UK Finance reports gross mortgage lending was up 13.3 per cent on April last year, with the total number of approvals also up 11 per cent. Just think how good the numbers could have been if all lenders had efficient systems and more streamlined customer journeys.
In the markets, three-month Libor has drifted down by quite a margin to 0.61 per cent, while swap rates have continued to fall on the back of the Bank of England meeting and economic data.
- 2-year money is down 0.14% at 0.99%
- 3-year money is down 0.13% at 1.13%
- 5-year money is down 0.11% at 1.32%
- 10-year money is down 0.10% at 1.57%
In the zany world of mortgage products, there have been a few changes worth noting, with some lenders, such as Sainsbury’s Bank, taking advantage of a dip in swap rates to reduce pricing again. Sainsbury’s has also become the latest mainstream lender to launch a buy-to-let proposition, with rates starting from 1.49 per cent.
Santander has launched some decent key account exclusives, too, while Virgin Money has a new range of seven-year fixes from 2.37 per cent and 10-year fixes from 2.59 per cent. TMW has introduced a dedicated large portfolio mortgage range and has, rather lovingly, increased procuration fees a smidge for it.
Meanwhile, Principality Building Society is the latest lender to launch into the English Help to Buy scheme, while the rather brilliant Digital Mortgages from Atom Bank has introduced a wave of 95 per cent loan-to-value deals for first-time buyers.
In other news, Ami has released the results of its survey into every broker’s nightmare: free legals. Highlights include the fact that 82 per cent of brokers believe the service delivered by free legals is worse than a customer’s own choice of solicitor/conveyancer, and 71 per cent say they are experiencing issues and delays. Those are crazy high numbers.
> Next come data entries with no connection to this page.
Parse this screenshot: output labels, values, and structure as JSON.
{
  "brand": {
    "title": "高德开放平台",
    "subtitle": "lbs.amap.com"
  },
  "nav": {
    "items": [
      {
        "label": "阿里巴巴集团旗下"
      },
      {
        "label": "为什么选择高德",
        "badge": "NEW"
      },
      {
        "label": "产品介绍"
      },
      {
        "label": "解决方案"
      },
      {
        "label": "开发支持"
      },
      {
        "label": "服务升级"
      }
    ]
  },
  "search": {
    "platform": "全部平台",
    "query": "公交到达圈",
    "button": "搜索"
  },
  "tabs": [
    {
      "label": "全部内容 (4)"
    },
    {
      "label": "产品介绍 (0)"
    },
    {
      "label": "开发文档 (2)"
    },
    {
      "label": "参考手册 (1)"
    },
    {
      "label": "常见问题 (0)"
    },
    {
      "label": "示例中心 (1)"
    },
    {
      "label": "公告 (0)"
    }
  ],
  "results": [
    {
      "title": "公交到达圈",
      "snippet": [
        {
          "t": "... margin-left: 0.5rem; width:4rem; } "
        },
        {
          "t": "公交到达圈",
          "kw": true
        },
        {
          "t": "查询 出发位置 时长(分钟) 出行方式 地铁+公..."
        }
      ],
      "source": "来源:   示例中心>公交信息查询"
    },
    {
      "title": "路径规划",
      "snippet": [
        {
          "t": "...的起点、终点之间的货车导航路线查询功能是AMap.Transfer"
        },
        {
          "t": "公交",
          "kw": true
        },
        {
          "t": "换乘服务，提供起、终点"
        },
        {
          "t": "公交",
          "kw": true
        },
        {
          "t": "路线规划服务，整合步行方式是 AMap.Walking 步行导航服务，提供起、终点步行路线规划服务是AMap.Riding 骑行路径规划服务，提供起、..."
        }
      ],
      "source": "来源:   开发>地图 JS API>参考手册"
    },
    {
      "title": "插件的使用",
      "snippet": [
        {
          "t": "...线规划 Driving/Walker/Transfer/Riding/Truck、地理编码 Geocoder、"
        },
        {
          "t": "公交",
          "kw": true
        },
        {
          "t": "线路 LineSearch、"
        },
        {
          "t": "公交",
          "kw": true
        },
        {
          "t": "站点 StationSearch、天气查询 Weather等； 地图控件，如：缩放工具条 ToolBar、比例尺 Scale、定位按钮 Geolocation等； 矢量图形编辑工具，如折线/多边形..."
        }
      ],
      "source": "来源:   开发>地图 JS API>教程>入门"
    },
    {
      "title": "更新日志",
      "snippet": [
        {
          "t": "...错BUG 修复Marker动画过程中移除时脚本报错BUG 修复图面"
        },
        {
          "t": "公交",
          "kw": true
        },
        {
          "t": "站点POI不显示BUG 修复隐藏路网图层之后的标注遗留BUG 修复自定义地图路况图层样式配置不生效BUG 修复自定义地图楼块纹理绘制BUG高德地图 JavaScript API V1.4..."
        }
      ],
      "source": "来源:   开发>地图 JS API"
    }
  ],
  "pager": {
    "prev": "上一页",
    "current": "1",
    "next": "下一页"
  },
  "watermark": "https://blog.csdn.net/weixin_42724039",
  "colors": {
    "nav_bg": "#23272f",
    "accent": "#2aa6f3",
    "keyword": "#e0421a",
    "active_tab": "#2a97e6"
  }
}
Finally, I was delighted to see that Lloyds of London has joined the modern world in allowing men to go to work without a tie for the first time in 300 years. According to one worker, 10 years ago someone without a tie was the same as “wearing a yellow mankini”. This I have to disagree with; my mankini is far more comfortable than a tie.
Andrew Montlake is director at Coreco
Hero to Zero
Harry and Meghan. For a day, Britain was lovely and united again
Digital Mortgages from Atom Bank. Still doing good things at high LTVs
The FCA interim mortgage market study is good in parts but with some cause for concern
Many lenders’ IT systems still affect customer outcomes and service
GDP bloomin’ R – particularly those taking full advantage to send more emails
General industry treatment of mental health – especially in males
What Really Grinds My Gears?
It is a tricky one, this. Especially from me – someone who is not afraid of voicing an opinion or two. It is just that social media is not the right place to air dirty laundry.
We have a duty to our industry not to play into the hands of those who say it is broken, or cannot be trusted, just for a bit of PR – whether it is over-the-top assassination of a lender, a person or another industry organisation. If the public and regulators see us as dysfunctional and not unified, how are they likely to respond? Splitting our voice reduces our effectiveness, especially when most of us just want to get on and do a good job for our clients.
We have to be mindful of this when we comment and advertise. The recent Which? advert insinuating that some brokers choose lenders by commission payment rather than what is best for a consumer is at best ill-judged, patently untrue and, in the midst of an FCA competition review, downright irresponsible.